## Requirement
Nothing but the lines holding the string "icon" should appear in the answer. Copy them from the entries.

## Data for this task

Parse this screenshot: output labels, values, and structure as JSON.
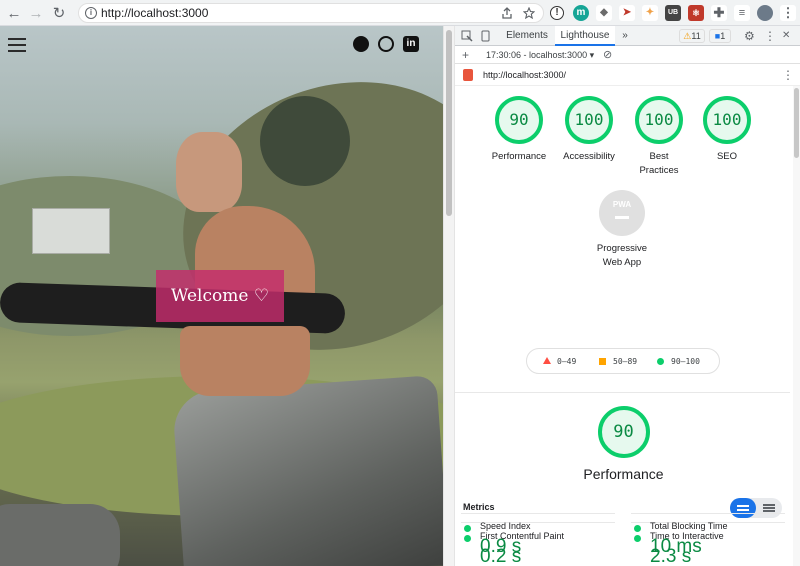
{
  "browser": {
    "url": "http://localhost:3000",
    "nav": {
      "back": "←",
      "forward": "→",
      "reload": "↻"
    }
  },
  "site": {
    "welcome": "Welcome ♡",
    "menu_icon": "hamburger-menu-icon",
    "social": [
      {
        "name": "github-icon",
        "glyph": "GH"
      },
      {
        "name": "whatsapp-icon",
        "glyph": "WA"
      },
      {
        "name": "linkedin-icon",
        "glyph": "in"
      }
    ]
  },
  "devtools": {
    "tabs": [
      "Elements",
      "Lighthouse"
    ],
    "more_tabs": "»",
    "warnings_count": "11",
    "messages_count": "1",
    "report_selector": "17:30:06 - localhost:3000",
    "report_url": "http://localhost:3000/",
    "add_label": "+",
    "menu_dots": "⋮",
    "close": "✕"
  },
  "lighthouse": {
    "categories": [
      {
        "score": "90",
        "label": "Performance"
      },
      {
        "score": "100",
        "label": "Accessibility"
      },
      {
        "score": "100",
        "label": "Best Practices"
      },
      {
        "score": "100",
        "label": "SEO"
      }
    ],
    "pwa": {
      "badge": "PWA",
      "label": "Progressive Web App"
    },
    "legend": [
      {
        "range": "0–49",
        "color": "#ff4e42"
      },
      {
        "range": "50–89",
        "color": "#ffa400"
      },
      {
        "range": "90–100",
        "color": "#0cce6b"
      }
    ],
    "performance": {
      "score": "90",
      "title": "Performance"
    },
    "metrics_title": "Metrics",
    "metrics": [
      {
        "label": "First Contentful Paint",
        "value": "0.2 s"
      },
      {
        "label": "Time to Interactive",
        "value": "2.3 s"
      },
      {
        "label": "Speed Index",
        "value": "0.9 s"
      },
      {
        "label": "Total Blocking Time",
        "value": "10 ms"
      }
    ]
  }
}
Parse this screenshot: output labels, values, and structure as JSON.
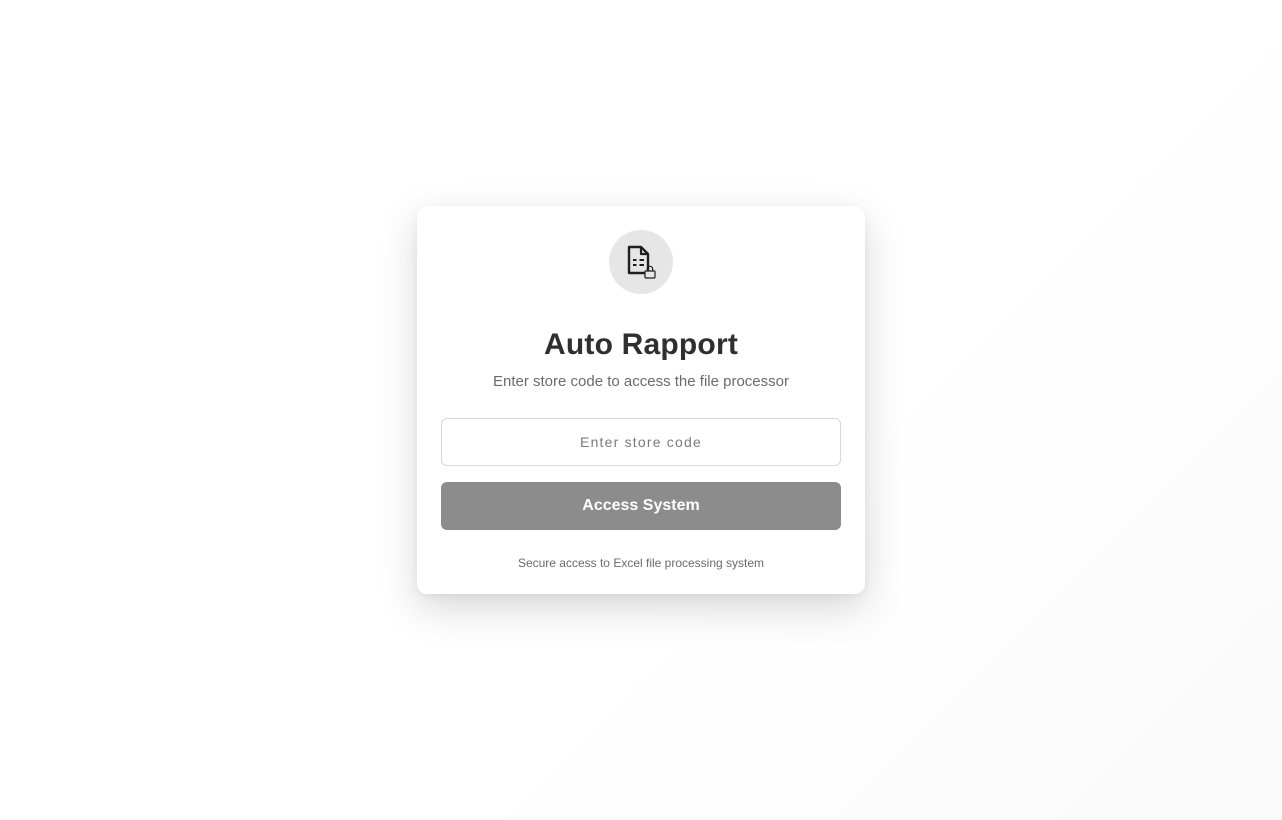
{
  "login": {
    "logo_icon": "spreadsheet-file-lock-icon",
    "title": "Auto Rapport",
    "subtitle": "Enter store code to access the file processor",
    "store_code": {
      "value": "",
      "placeholder": "Enter store code"
    },
    "submit_label": "Access System",
    "footnote": "Secure access to Excel file processing system"
  },
  "colors": {
    "button_bg": "#8c8c8c",
    "logo_bg": "#e6e6e6",
    "title": "#2f2f2f"
  }
}
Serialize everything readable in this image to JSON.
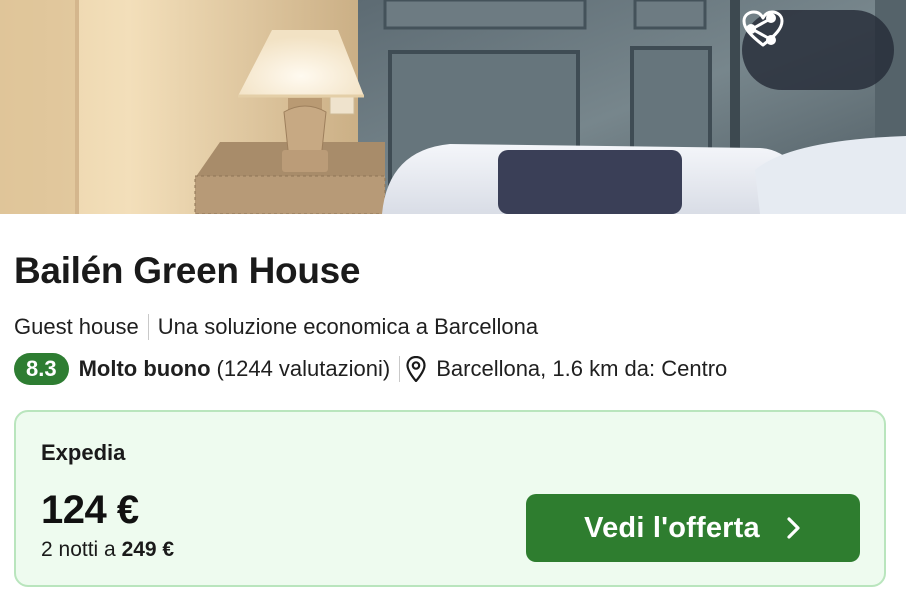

## Response box
    "menu_icon": "hamburger-menu-icon",
        "name": "github-icon",
        "name": "whatsapp-icon",
        "name": "linkedin-icon",
    "logo_icon": "spreadsheet-file-lock-icon",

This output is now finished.